# INPUT RECORDS
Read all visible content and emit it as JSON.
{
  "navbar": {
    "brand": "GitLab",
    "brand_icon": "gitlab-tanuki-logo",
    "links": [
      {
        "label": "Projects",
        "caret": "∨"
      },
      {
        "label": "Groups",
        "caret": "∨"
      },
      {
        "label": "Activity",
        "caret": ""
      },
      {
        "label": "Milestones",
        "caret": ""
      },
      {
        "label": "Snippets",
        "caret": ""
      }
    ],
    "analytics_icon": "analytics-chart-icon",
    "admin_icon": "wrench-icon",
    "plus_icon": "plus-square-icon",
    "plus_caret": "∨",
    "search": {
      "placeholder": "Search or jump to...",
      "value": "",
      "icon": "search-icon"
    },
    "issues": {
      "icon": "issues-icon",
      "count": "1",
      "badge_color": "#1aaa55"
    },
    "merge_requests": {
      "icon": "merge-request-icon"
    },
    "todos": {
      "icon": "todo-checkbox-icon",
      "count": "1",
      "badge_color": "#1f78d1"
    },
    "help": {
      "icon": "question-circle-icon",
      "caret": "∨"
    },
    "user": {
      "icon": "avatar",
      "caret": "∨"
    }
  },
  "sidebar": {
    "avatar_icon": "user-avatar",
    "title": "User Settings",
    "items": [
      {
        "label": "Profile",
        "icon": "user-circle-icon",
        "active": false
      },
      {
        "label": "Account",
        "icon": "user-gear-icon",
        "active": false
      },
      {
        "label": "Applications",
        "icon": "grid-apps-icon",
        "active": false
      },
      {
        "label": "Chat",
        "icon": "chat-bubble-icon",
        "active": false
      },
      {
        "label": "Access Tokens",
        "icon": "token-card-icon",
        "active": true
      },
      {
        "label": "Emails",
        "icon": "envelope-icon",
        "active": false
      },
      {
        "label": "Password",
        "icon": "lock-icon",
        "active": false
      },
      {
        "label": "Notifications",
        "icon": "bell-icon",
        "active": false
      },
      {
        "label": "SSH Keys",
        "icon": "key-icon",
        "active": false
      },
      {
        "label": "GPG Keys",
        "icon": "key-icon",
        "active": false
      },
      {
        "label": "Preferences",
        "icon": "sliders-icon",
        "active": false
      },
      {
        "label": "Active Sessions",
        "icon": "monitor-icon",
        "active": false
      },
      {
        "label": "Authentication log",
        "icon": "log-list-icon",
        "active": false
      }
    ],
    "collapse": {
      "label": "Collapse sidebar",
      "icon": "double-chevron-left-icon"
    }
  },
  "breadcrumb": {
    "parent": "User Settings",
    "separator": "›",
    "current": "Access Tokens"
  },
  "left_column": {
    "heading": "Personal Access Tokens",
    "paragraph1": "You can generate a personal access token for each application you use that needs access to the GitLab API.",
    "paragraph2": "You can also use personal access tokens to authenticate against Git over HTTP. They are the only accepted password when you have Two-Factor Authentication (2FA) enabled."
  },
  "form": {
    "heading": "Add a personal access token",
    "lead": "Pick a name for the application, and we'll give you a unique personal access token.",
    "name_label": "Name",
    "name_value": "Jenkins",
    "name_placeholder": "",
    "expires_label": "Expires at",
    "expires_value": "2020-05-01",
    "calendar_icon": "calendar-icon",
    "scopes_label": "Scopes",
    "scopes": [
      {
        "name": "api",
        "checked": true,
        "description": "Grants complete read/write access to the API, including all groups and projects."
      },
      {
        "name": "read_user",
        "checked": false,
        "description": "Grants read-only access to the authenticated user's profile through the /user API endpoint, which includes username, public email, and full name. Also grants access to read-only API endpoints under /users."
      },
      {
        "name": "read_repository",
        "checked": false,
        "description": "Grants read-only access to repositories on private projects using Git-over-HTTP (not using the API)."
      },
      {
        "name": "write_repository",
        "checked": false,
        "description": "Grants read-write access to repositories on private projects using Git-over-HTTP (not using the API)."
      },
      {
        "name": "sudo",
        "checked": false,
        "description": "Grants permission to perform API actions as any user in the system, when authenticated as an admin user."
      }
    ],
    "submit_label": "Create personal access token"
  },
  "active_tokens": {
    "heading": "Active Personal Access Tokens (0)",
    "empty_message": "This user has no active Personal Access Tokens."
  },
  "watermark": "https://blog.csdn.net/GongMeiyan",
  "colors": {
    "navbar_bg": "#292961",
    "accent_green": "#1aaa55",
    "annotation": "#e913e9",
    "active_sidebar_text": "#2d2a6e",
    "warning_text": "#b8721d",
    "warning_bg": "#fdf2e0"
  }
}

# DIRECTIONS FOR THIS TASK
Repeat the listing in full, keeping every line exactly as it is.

# EXERCISE RESULT
Read all visible content and emit it as JSON.
{
  "navbar": {
    "brand": "GitLab",
    "brand_icon": "gitlab-tanuki-logo",
    "links": [
      {
        "label": "Projects",
        "caret": "∨"
      },
      {
        "label": "Groups",
        "caret": "∨"
      },
      {
        "label": "Activity",
        "caret": ""
      },
      {
        "label": "Milestones",
        "caret": ""
      },
      {
        "label": "Snippets",
        "caret": ""
      }
    ],
    "analytics_icon": "analytics-chart-icon",
    "admin_icon": "wrench-icon",
    "plus_icon": "plus-square-icon",
    "plus_caret": "∨",
    "search": {
      "placeholder": "Search or jump to...",
      "value": "",
      "icon": "search-icon"
    },
    "issues": {
      "icon": "issues-icon",
      "count": "1",
      "badge_color": "#1aaa55"
    },
    "merge_requests": {
      "icon": "merge-request-icon"
    },
    "todos": {
      "icon": "todo-checkbox-icon",
      "count": "1",
      "badge_color": "#1f78d1"
    },
    "help": {
      "icon": "question-circle-icon",
      "caret": "∨"
    },
    "user": {
      "icon": "avatar",
      "caret": "∨"
    }
  },
  "sidebar": {
    "avatar_icon": "user-avatar",
    "title": "User Settings",
    "items": [
      {
        "label": "Profile",
        "icon": "user-circle-icon",
        "active": false
      },
      {
        "label": "Account",
        "icon": "user-gear-icon",
        "active": false
      },
      {
        "label": "Applications",
        "icon": "grid-apps-icon",
        "active": false
      },
      {
        "label": "Chat",
        "icon": "chat-bubble-icon",
        "active": false
      },
      {
        "label": "Access Tokens",
        "icon": "token-card-icon",
        "active": true
      },
      {
        "label": "Emails",
        "icon": "envelope-icon",
        "active": false
      },
      {
        "label": "Password",
        "icon": "lock-icon",
        "active": false
      },
      {
        "label": "Notifications",
        "icon": "bell-icon",
        "active": false
      },
      {
        "label": "SSH Keys",
        "icon": "key-icon",
        "active": false
      },
      {
        "label": "GPG Keys",
        "icon": "key-icon",
        "active": false
      },
      {
        "label": "Preferences",
        "icon": "sliders-icon",
        "active": false
      },
      {
        "label": "Active Sessions",
        "icon": "monitor-icon",
        "active": false
      },
      {
        "label": "Authentication log",
        "icon": "log-list-icon",
        "active": false
      }
    ],
    "collapse": {
      "label": "Collapse sidebar",
      "icon": "double-chevron-left-icon"
    }
  },
  "breadcrumb": {
    "parent": "User Settings",
    "separator": "›",
    "current": "Access Tokens"
  },
  "left_column": {
    "heading": "Personal Access Tokens",
    "paragraph1": "You can generate a personal access token for each application you use that needs access to the GitLab API.",
    "paragraph2": "You can also use personal access tokens to authenticate against Git over HTTP. They are the only accepted password when you have Two-Factor Authentication (2FA) enabled."
  },
  "form": {
    "heading": "Add a personal access token",
    "lead": "Pick a name for the application, and we'll give you a unique personal access token.",
    "name_label": "Name",
    "name_value": "Jenkins",
    "name_placeholder": "",
    "expires_label": "Expires at",
    "expires_value": "2020-05-01",
    "calendar_icon": "calendar-icon",
    "scopes_label": "Scopes",
    "scopes": [
      {
        "name": "api",
        "checked": true,
        "description": "Grants complete read/write access to the API, including all groups and projects."
      },
      {
        "name": "read_user",
        "checked": false,
        "description": "Grants read-only access to the authenticated user's profile through the /user API endpoint, which includes username, public email, and full name. Also grants access to read-only API endpoints under /users."
      },
      {
        "name": "read_repository",
        "checked": false,
        "description": "Grants read-only access to repositories on private projects using Git-over-HTTP (not using the API)."
      },
      {
        "name": "write_repository",
        "checked": false,
        "description": "Grants read-write access to repositories on private projects using Git-over-HTTP (not using the API)."
      },
      {
        "name": "sudo",
        "checked": false,
        "description": "Grants permission to perform API actions as any user in the system, when authenticated as an admin user."
      }
    ],
    "submit_label": "Create personal access token"
  },
  "active_tokens": {
    "heading": "Active Personal Access Tokens (0)",
    "empty_message": "This user has no active Personal Access Tokens."
  },
  "watermark": "https://blog.csdn.net/GongMeiyan",
  "colors": {
    "navbar_bg": "#292961",
    "accent_green": "#1aaa55",
    "annotation": "#e913e9",
    "active_sidebar_text": "#2d2a6e",
    "warning_text": "#b8721d",
    "warning_bg": "#fdf2e0"
  }
}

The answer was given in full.